Marginalization is the process of moving groups and the individuals that belong to them to the fringes of society. This social phenomenon typically sees minorities displaced by majority groups. When this occurs, minorities, and by extension the things they need and want, are seen as less important than majorities and their needs and wants.
More About Marginalization
Many minority groups are marginalized in society, including members of the LGBTQIA community, certain racial groups, people living in poverty, and people with some diseases such as HIV and AIDS. Marginalization impacts these groups, because they do not enjoy the same resources and support that non-marginalized people do. These resources and support may include access to family, medical services, justice services, and education. Minorities may also face harassment and abuse, which can impact their physical and emotional well-being. They often feel like they have no voice, which also takes its toll.
While marginalization is most damaging to marginalized individuals, it impacts the entire community. Marginalization undermines social goals, such as equality and unity. It can cause tension in communities which can lead to violence and other social problems.
People may be marginalized in some locations but not others.

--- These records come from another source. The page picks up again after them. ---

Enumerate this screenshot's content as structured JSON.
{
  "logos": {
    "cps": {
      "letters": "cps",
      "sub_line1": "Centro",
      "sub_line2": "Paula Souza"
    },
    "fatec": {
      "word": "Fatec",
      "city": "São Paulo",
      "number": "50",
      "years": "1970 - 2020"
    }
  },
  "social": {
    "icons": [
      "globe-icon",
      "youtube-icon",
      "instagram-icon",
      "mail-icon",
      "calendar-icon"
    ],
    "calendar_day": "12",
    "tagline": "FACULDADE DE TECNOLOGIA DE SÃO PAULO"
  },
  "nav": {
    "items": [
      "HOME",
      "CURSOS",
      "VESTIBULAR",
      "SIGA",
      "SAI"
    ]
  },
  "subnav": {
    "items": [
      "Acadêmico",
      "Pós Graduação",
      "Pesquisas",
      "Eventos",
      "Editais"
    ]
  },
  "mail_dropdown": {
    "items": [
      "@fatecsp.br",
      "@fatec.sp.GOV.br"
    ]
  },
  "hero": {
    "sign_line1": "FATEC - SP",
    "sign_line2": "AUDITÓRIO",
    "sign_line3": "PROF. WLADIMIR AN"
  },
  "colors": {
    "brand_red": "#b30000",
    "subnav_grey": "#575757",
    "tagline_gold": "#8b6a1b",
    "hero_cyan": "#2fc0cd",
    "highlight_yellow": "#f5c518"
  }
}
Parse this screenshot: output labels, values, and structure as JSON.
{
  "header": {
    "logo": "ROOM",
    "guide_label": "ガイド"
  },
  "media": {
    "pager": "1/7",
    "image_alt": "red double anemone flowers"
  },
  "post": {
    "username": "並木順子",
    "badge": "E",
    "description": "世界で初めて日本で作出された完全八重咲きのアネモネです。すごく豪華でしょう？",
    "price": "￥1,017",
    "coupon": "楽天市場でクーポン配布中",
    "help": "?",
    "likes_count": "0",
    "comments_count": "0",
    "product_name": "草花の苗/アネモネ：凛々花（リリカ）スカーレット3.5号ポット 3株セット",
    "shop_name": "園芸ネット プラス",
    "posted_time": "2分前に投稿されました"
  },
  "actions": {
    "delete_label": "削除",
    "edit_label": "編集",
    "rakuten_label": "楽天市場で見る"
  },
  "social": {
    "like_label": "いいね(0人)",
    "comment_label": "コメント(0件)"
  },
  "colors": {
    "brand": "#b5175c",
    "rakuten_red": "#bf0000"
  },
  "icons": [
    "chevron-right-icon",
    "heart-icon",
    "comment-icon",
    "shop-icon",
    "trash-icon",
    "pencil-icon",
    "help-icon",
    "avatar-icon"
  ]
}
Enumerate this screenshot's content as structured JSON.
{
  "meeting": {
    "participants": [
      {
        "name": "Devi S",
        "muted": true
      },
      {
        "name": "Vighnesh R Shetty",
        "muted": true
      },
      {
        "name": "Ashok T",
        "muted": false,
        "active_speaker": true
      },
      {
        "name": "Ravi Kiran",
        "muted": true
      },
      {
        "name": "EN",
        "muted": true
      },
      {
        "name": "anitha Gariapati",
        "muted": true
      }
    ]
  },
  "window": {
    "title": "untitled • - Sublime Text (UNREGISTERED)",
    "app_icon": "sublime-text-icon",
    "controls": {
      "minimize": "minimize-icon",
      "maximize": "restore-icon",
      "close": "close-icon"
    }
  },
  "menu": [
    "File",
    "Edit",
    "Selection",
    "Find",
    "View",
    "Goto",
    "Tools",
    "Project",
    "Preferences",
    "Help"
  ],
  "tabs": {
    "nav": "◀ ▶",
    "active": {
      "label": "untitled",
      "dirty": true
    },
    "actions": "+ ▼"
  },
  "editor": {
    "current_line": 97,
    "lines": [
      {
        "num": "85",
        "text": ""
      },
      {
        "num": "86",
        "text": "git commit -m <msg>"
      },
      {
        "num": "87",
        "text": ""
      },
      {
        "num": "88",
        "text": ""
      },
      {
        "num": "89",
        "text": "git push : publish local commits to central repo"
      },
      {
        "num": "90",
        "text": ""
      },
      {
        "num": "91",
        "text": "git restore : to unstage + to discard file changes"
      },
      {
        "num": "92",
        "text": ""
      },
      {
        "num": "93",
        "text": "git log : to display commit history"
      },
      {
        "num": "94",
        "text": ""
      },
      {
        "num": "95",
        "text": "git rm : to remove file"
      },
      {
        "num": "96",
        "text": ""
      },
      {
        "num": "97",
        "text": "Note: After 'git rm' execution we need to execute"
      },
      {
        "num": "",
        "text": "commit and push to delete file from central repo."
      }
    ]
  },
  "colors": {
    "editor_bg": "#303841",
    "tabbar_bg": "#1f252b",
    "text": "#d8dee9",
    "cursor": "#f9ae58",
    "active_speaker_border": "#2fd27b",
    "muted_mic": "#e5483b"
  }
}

For example, in the Western world, cisgender women do not usually feel as marginalized because of their gender as they may in other parts of the world, such as the Middle East. While members of the LGBTQIA community often fall under the common banner of “queer,” some say that certain parts of this community are more marginalized than others. While gay and lesbian people enjoy greater acceptance with recent strides including marriage equality, transgender people often feel very marginalized. People may feel more marginalized if they fit into several minority groups.
Education is one of the most effective weapons against marginalization. When people understand the groups they marginalize better, they learn to see the similarities between people in their community, rather than their differences.